Employers Falling Short on DEI Efforts, Bersin Report Finds

David B. Weisenfeld, XpertHR Legal Editor

Traditional business approaches to diversity, equity and inclusion (DEI) issues often are falling short, according to new research by global HR analyst Josh Bersin and his team. The research, based on survey responses of more than 800 HR professionals around the world, found that too many companies are not making DEI a meaningful business function.

Key findings in Bersin's report, Elevating Equity: The Real Story of Diversity and Inclusion, include:
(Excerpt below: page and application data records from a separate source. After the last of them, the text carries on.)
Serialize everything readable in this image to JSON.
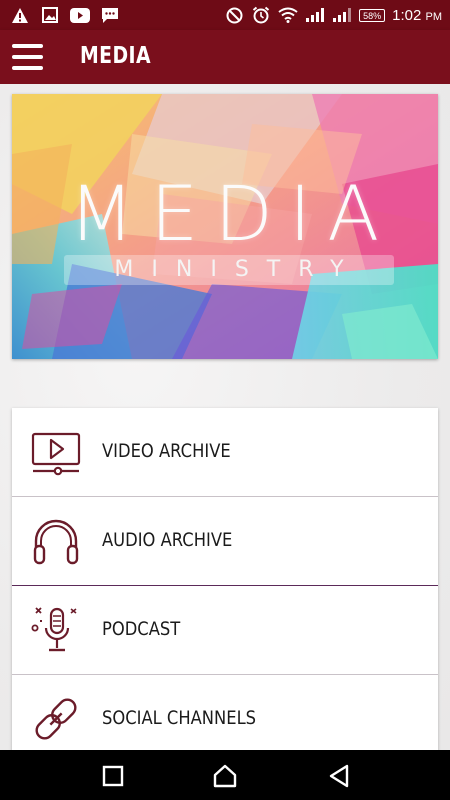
{
  "status_bar": {
    "left_icons": [
      "warning-icon",
      "image-icon",
      "youtube-icon",
      "message-icon"
    ],
    "right_icons": [
      "do-not-disturb-icon",
      "alarm-icon",
      "wifi-icon",
      "signal-icon",
      "signal-icon"
    ],
    "battery": "58%",
    "time": "1:02",
    "ampm": "PM"
  },
  "app_bar": {
    "title": "MEDIA",
    "menu_icon": "hamburger-menu-icon"
  },
  "banner": {
    "title": "MEDIA",
    "subtitle": "MINISTRY"
  },
  "menu": {
    "items": [
      {
        "label": "VIDEO ARCHIVE",
        "icon": "video-player-icon"
      },
      {
        "label": "AUDIO ARCHIVE",
        "icon": "headphones-icon"
      },
      {
        "label": "PODCAST",
        "icon": "microphone-icon"
      },
      {
        "label": "SOCIAL CHANNELS",
        "icon": "chain-link-icon"
      }
    ]
  },
  "nav_bar": {
    "buttons": [
      "recents-square-icon",
      "home-icon",
      "back-triangle-icon"
    ]
  },
  "colors": {
    "status_bar": "#6e0b16",
    "app_bar": "#7a0f1c",
    "icon_accent": "#6b1c2a"
  }
}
  • 76% of companies have no diversity or inclusion goals at all;
  • 75% of companies do not include diversity and inclusion as part of their leadership development;
  • Only 32% mandate DEI training for employees and only one-third offer such training to managers; and
  • Only 22% of respondents believe their organization's DEI efforts have raised awareness among employers, customers or suppliers.

The report also states that fewer than 12% of employers compensate or track their senior leaders for meeting specific diversity or inclusion goals.

Despite the past year bringing renewed attention to DEI, Bersin analysts found that US diversity is backsliding at the highest levels of organizations. For instance, only three of the Fortune 500 companies are led by a Black CEO, down from seven less than a decade ago. The report also noted that there have only ever been two female Black CEOs in this category.

"Diversity, equity and inclusion is a hotly discussed topic and clearly essential to business success," said Bersin. "However, there are no clear guidelines on how to effect lasting, meaningful change."

This lack of guidelines clearly affects the HR realm. For example, a related research initiative from Bersin included responses from more than 3,000 HR professionals and found that out of the 20 capability areas assessed, DEI scored the poorest with 80% of HR professionals assessing themselves as "beginners."

In terms of equity, the report found that the "top driver of success" for organizations is listening to their employees and taking action on their input. Organizations that have put such listening and action strategies into place are:

  • 3.6 times more likely to innovate effectively;
  • 6.6 times more likely to adapt to change;
  • 8.4 times more likely to inspire a sense of belonging;
  • 8.5 times more likely to satisfy and retain customers; and
  • 12 times more likely to engage and retain employees.